▸ **WORK INSTRUCTIONS**
The listing needs restating word for word.
** Opening PROVIDED INFORMATION block **
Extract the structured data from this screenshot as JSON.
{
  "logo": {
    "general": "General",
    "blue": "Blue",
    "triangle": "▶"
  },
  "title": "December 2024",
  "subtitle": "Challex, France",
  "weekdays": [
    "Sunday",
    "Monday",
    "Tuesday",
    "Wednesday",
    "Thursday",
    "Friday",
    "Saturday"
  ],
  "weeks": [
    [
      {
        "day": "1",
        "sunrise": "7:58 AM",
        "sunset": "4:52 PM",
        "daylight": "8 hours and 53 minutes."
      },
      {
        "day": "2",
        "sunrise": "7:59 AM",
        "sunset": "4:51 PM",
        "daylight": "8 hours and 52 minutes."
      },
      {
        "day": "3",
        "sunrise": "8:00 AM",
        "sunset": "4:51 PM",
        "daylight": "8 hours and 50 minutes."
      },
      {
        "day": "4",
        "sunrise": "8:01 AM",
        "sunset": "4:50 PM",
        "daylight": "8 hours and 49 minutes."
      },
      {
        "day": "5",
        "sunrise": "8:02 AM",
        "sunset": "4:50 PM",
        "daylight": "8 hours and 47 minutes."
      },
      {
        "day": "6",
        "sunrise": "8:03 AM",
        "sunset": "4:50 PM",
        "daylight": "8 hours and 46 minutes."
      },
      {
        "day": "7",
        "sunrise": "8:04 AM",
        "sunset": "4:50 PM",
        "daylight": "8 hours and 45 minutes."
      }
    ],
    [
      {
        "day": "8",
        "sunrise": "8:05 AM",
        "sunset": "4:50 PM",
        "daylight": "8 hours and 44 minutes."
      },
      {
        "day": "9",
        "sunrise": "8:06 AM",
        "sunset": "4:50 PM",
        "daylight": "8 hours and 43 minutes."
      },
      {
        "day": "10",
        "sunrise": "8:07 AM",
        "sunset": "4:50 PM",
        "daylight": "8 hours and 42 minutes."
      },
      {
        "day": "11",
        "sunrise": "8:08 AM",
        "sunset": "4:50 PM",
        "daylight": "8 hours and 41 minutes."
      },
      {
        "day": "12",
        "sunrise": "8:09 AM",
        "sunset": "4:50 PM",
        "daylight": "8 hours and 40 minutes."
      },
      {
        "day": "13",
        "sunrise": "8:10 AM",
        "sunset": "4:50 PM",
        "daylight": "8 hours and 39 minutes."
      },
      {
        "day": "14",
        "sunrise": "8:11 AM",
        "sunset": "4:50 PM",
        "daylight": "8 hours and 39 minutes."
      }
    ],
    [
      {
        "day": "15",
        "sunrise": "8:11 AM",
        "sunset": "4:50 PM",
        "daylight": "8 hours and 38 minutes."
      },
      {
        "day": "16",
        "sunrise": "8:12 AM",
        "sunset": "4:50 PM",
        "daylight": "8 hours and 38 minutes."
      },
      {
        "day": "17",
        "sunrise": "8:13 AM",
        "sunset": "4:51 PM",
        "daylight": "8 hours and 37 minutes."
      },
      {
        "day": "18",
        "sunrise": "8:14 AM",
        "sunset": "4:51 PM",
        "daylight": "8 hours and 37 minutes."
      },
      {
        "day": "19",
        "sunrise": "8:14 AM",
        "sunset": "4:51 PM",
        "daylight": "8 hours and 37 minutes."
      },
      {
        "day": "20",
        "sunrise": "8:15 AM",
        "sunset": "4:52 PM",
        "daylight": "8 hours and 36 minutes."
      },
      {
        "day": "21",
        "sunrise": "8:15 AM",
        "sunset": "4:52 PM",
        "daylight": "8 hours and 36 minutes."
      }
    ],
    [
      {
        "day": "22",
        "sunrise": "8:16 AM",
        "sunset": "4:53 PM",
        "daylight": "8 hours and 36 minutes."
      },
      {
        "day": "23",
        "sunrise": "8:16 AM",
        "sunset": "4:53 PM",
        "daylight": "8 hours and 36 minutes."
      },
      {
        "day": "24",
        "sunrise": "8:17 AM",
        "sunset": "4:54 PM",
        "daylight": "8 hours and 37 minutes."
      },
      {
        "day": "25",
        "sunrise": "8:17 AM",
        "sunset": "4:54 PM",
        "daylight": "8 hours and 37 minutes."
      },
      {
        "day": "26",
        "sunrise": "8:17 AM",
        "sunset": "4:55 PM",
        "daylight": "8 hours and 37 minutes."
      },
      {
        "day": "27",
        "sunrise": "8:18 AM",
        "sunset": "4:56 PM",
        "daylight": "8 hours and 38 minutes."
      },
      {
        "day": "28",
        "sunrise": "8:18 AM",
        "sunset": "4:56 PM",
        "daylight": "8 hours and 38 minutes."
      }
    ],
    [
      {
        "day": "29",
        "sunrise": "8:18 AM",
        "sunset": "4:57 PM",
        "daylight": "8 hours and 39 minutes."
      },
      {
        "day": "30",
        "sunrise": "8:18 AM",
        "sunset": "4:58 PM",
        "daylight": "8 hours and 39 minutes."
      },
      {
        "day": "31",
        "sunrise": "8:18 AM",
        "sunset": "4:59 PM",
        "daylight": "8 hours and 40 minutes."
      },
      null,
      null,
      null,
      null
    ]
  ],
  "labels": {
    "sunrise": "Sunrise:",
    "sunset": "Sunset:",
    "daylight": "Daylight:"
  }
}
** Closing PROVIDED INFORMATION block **
▸ **REPLY**
Extract the structured data from this screenshot as JSON.
{
  "logo": {
    "general": "General",
    "blue": "Blue",
    "triangle": "▶"
  },
  "title": "December 2024",
  "subtitle": "Challex, France",
  "weekdays": [
    "Sunday",
    "Monday",
    "Tuesday",
    "Wednesday",
    "Thursday",
    "Friday",
    "Saturday"
  ],
  "weeks": [
    [
      {
        "day": "1",
        "sunrise": "7:58 AM",
        "sunset": "4:52 PM",
        "daylight": "8 hours and 53 minutes."
      },
      {
        "day": "2",
        "sunrise": "7:59 AM",
        "sunset": "4:51 PM",
        "daylight": "8 hours and 52 minutes."
      },
      {
        "day": "3",
        "sunrise": "8:00 AM",
        "sunset": "4:51 PM",
        "daylight": "8 hours and 50 minutes."
      },
      {
        "day": "4",
        "sunrise": "8:01 AM",
        "sunset": "4:50 PM",
        "daylight": "8 hours and 49 minutes."
      },
      {
        "day": "5",
        "sunrise": "8:02 AM",
        "sunset": "4:50 PM",
        "daylight": "8 hours and 47 minutes."
      },
      {
        "day": "6",
        "sunrise": "8:03 AM",
        "sunset": "4:50 PM",
        "daylight": "8 hours and 46 minutes."
      },
      {
        "day": "7",
        "sunrise": "8:04 AM",
        "sunset": "4:50 PM",
        "daylight": "8 hours and 45 minutes."
      }
    ],
    [
      {
        "day": "8",
        "sunrise": "8:05 AM",
        "sunset": "4:50 PM",
        "daylight": "8 hours and 44 minutes."
      },
      {
        "day": "9",
        "sunrise": "8:06 AM",
        "sunset": "4:50 PM",
        "daylight": "8 hours and 43 minutes."
      },
      {
        "day": "10",
        "sunrise": "8:07 AM",
        "sunset": "4:50 PM",
        "daylight": "8 hours and 42 minutes."
      },
      {
        "day": "11",
        "sunrise": "8:08 AM",
        "sunset": "4:50 PM",
        "daylight": "8 hours and 41 minutes."
      },
      {
        "day": "12",
        "sunrise": "8:09 AM",
        "sunset": "4:50 PM",
        "daylight": "8 hours and 40 minutes."
      },
      {
        "day": "13",
        "sunrise": "8:10 AM",
        "sunset": "4:50 PM",
        "daylight": "8 hours and 39 minutes."
      },
      {
        "day": "14",
        "sunrise": "8:11 AM",
        "sunset": "4:50 PM",
        "daylight": "8 hours and 39 minutes."
      }
    ],
    [
      {
        "day": "15",
        "sunrise": "8:11 AM",
        "sunset": "4:50 PM",
        "daylight": "8 hours and 38 minutes."
      },
      {
        "day": "16",
        "sunrise": "8:12 AM",
        "sunset": "4:50 PM",
        "daylight": "8 hours and 38 minutes."
      },
      {
        "day": "17",
        "sunrise": "8:13 AM",
        "sunset": "4:51 PM",
        "daylight": "8 hours and 37 minutes."
      },
      {
        "day": "18",
        "sunrise": "8:14 AM",
        "sunset": "4:51 PM",
        "daylight": "8 hours and 37 minutes."
      },
      {
        "day": "19",
        "sunrise": "8:14 AM",
        "sunset": "4:51 PM",
        "daylight": "8 hours and 37 minutes."
      },
      {
        "day": "20",
        "sunrise": "8:15 AM",
        "sunset": "4:52 PM",
        "daylight": "8 hours and 36 minutes."
      },
      {
        "day": "21",
        "sunrise": "8:15 AM",
        "sunset": "4:52 PM",
        "daylight": "8 hours and 36 minutes."
      }
    ],
    [
      {
        "day": "22",
        "sunrise": "8:16 AM",
        "sunset": "4:53 PM",
        "daylight": "8 hours and 36 minutes."
      },
      {
        "day": "23",
        "sunrise": "8:16 AM",
        "sunset": "4:53 PM",
        "daylight": "8 hours and 36 minutes."
      },
      {
        "day": "24",
        "sunrise": "8:17 AM",
        "sunset": "4:54 PM",
        "daylight": "8 hours and 37 minutes."
      },
      {
        "day": "25",
        "sunrise": "8:17 AM",
        "sunset": "4:54 PM",
        "daylight": "8 hours and 37 minutes."
      },
      {
        "day": "26",
        "sunrise": "8:17 AM",
        "sunset": "4:55 PM",
        "daylight": "8 hours and 37 minutes."
      },
      {
        "day": "27",
        "sunrise": "8:18 AM",
        "sunset": "4:56 PM",
        "daylight": "8 hours and 38 minutes."
      },
      {
        "day": "28",
        "sunrise": "8:18 AM",
        "sunset": "4:56 PM",
        "daylight": "8 hours and 38 minutes."
      }
    ],
    [
      {
        "day": "29",
        "sunrise": "8:18 AM",
        "sunset": "4:57 PM",
        "daylight": "8 hours and 39 minutes."
      },
      {
        "day": "30",
        "sunrise": "8:18 AM",
        "sunset": "4:58 PM",
        "daylight": "8 hours and 39 minutes."
      },
      {
        "day": "31",
        "sunrise": "8:18 AM",
        "sunset": "4:59 PM",
        "daylight": "8 hours and 40 minutes."
      },
      null,
      null,
      null,
      null
    ]
  ],
  "labels": {
    "sunrise": "Sunrise:",
    "sunset": "Sunset:",
    "daylight": "Daylight:"
  }
}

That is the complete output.